> **DATA SHOWN**
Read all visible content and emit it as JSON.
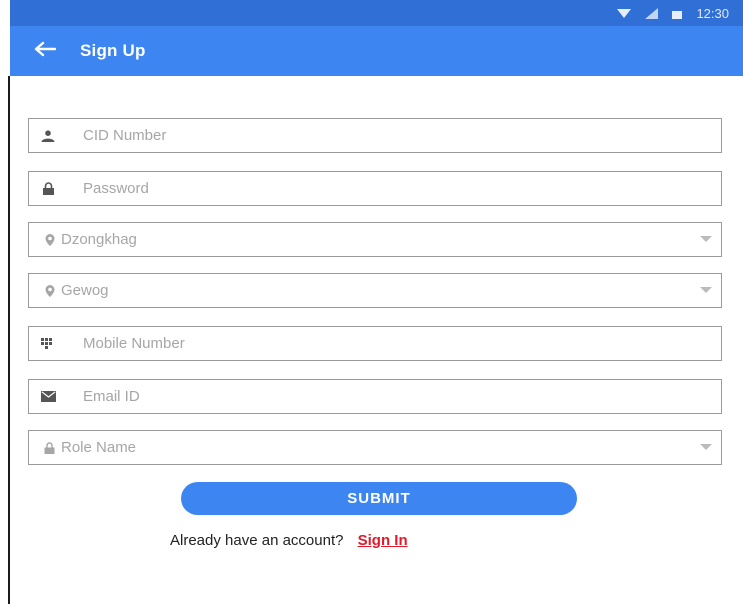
{
  "status_bar": {
    "time": "12:30",
    "icons": [
      "wifi-icon",
      "signal-icon",
      "battery-icon"
    ]
  },
  "app_bar": {
    "title": "Sign Up",
    "back_icon": "arrow-left-icon"
  },
  "form": {
    "cid": {
      "placeholder": "CID Number",
      "icon": "person-icon"
    },
    "password": {
      "placeholder": "Password",
      "icon": "lock-icon"
    },
    "dzongkhag": {
      "label": "Dzongkhag",
      "icon": "location-pin-icon"
    },
    "gewog": {
      "label": "Gewog",
      "icon": "location-pin-icon"
    },
    "mobile": {
      "placeholder": "Mobile Number",
      "icon": "dialpad-icon"
    },
    "email": {
      "placeholder": "Email ID",
      "icon": "envelope-icon"
    },
    "role": {
      "label": "Role Name",
      "icon": "lock-icon"
    }
  },
  "submit_label": "SUBMIT",
  "footer": {
    "prompt": "Already have an account?",
    "link": "Sign In"
  },
  "colors": {
    "app_bar": "#3d86f2",
    "status_bar": "#2f6fd6",
    "link": "#e2192b"
  }
}
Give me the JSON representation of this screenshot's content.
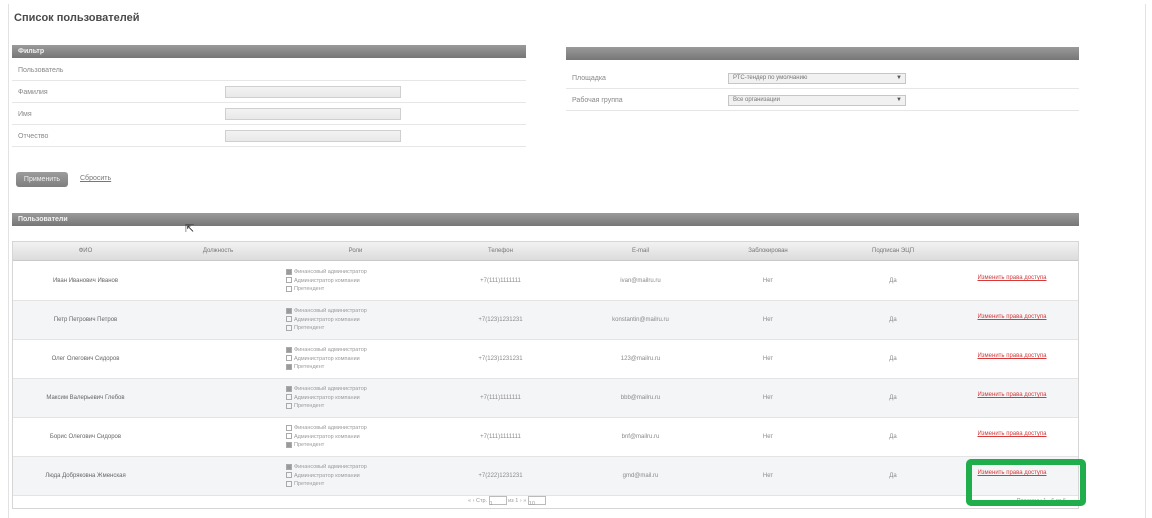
{
  "page": {
    "title": "Список пользователей"
  },
  "filter": {
    "header": "Фильтр",
    "section_label": "Пользователь",
    "fields": [
      {
        "label": "Фамилия",
        "value": ""
      },
      {
        "label": "Имя",
        "value": ""
      },
      {
        "label": "Отчество",
        "value": ""
      }
    ],
    "right_fields": [
      {
        "label": "Площадка",
        "value": "РТС-тендер по умолчанию"
      },
      {
        "label": "Рабочая группа",
        "value": "Все организации"
      }
    ],
    "apply_label": "Применить",
    "reset_label": "Сбросить"
  },
  "users": {
    "header": "Пользователи",
    "columns": [
      "ФИО",
      "Должность",
      "Роли",
      "Телефон",
      "E-mail",
      "Заблокирован",
      "Подписан ЭЦП",
      ""
    ],
    "role_labels": [
      "Финансовый администратор",
      "Администратор компании",
      "Претендент"
    ],
    "rows": [
      {
        "name": "Иван Иванович Иванов",
        "position": "",
        "roles": [
          true,
          false,
          false
        ],
        "phone": "+7(111)1111111",
        "email": "ivan@mailru.ru",
        "blocked": "Нет",
        "signed": "Да",
        "action": "Изменить права доступа"
      },
      {
        "name": "Петр Петрович Петров",
        "position": "",
        "roles": [
          true,
          false,
          false
        ],
        "phone": "+7(123)1231231",
        "email": "konstantin@mailru.ru",
        "blocked": "Нет",
        "signed": "Да",
        "action": "Изменить права доступа"
      },
      {
        "name": "Олег Олегович Сидоров",
        "position": "",
        "roles": [
          true,
          false,
          true
        ],
        "phone": "+7(123)1231231",
        "email": "123@mailru.ru",
        "blocked": "Нет",
        "signed": "Да",
        "action": "Изменить права доступа"
      },
      {
        "name": "Максим Валерьевич Глебов",
        "position": "",
        "roles": [
          true,
          false,
          false
        ],
        "phone": "+7(111)1111111",
        "email": "bbb@mailru.ru",
        "blocked": "Нет",
        "signed": "Да",
        "action": "Изменить права доступа"
      },
      {
        "name": "Борис Олегович Сидоров",
        "position": "",
        "roles": [
          false,
          false,
          true
        ],
        "phone": "+7(111)1111111",
        "email": "bnf@mailru.ru",
        "blocked": "Нет",
        "signed": "Да",
        "action": "Изменить права доступа"
      },
      {
        "name": "Люда Добряковна Жменская",
        "position": "",
        "roles": [
          true,
          false,
          false
        ],
        "phone": "+7(222)1231231",
        "email": "gmd@mail.ru",
        "blocked": "Нет",
        "signed": "Да",
        "action": "Изменить права доступа"
      }
    ],
    "pager": {
      "page_label": "Стр.",
      "page_value": "1",
      "of_label": "из 1",
      "page_size": "10",
      "info": "Показаны 1 - 6 из 6"
    }
  },
  "colors": {
    "highlight": "#1fae4b",
    "link": "#d43a3a",
    "header_bar": "#767676"
  }
}
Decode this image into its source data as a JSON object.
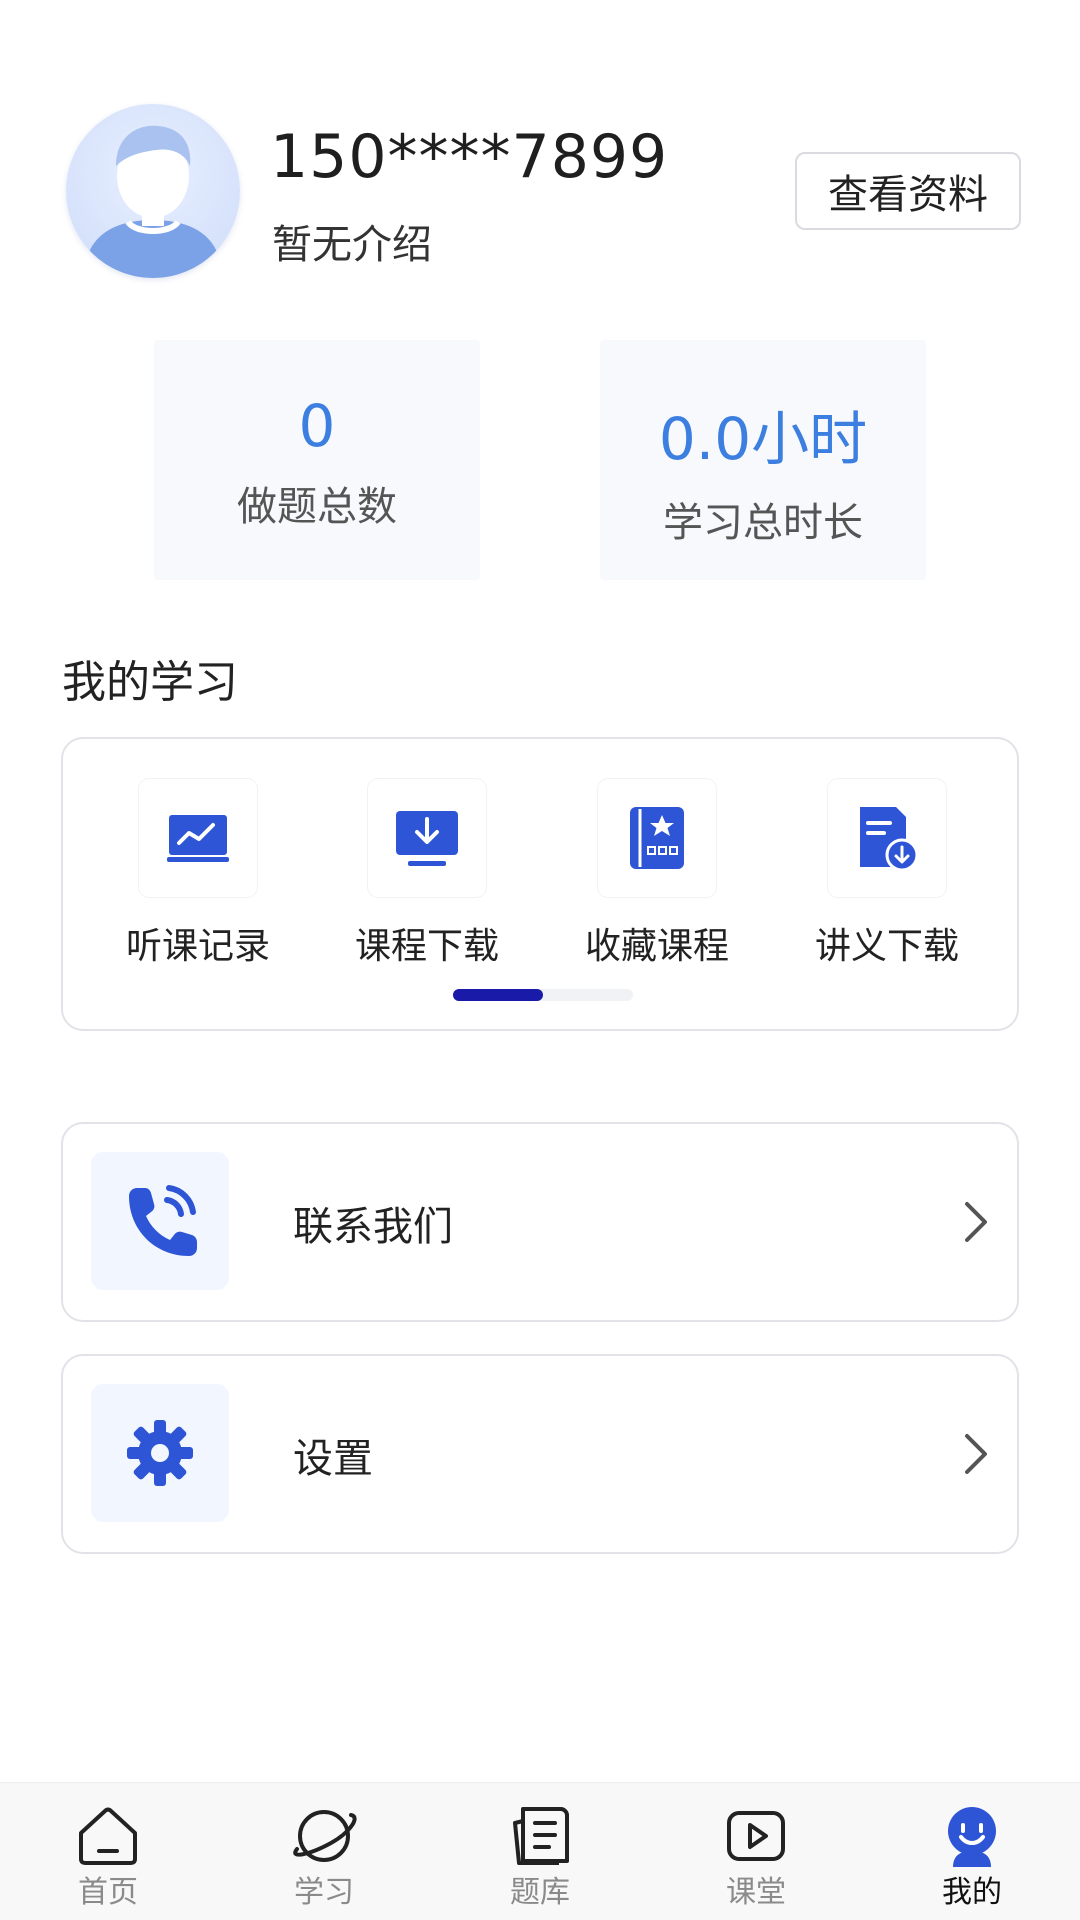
{
  "profile": {
    "phone": "150****7899",
    "intro": "暂无介绍",
    "view_profile_label": "查看资料"
  },
  "stats": [
    {
      "value": "0",
      "label": "做题总数"
    },
    {
      "value": "0.0小时",
      "label": "学习总时长"
    }
  ],
  "my_study": {
    "title": "我的学习",
    "items": [
      {
        "label": "听课记录",
        "icon": "chart-screen-icon"
      },
      {
        "label": "课程下载",
        "icon": "download-screen-icon"
      },
      {
        "label": "收藏课程",
        "icon": "star-book-icon"
      },
      {
        "label": "讲义下载",
        "icon": "document-download-icon"
      }
    ],
    "scroll_progress": 0.5
  },
  "list": {
    "contact_label": "联系我们",
    "settings_label": "设置"
  },
  "bottom_nav": {
    "items": [
      {
        "label": "首页",
        "icon": "home-icon"
      },
      {
        "label": "学习",
        "icon": "planet-icon"
      },
      {
        "label": "题库",
        "icon": "question-bank-icon"
      },
      {
        "label": "课堂",
        "icon": "video-play-icon"
      },
      {
        "label": "我的",
        "icon": "profile-face-icon"
      }
    ],
    "active_index": 4
  },
  "colors": {
    "accent_blue": "#2d55d6",
    "stat_blue": "#3c7fe0",
    "scroll_thumb": "#1a1aa8"
  }
}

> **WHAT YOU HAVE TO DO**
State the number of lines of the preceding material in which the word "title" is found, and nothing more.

> **SOLUTION TO THIS PROBLEM**
3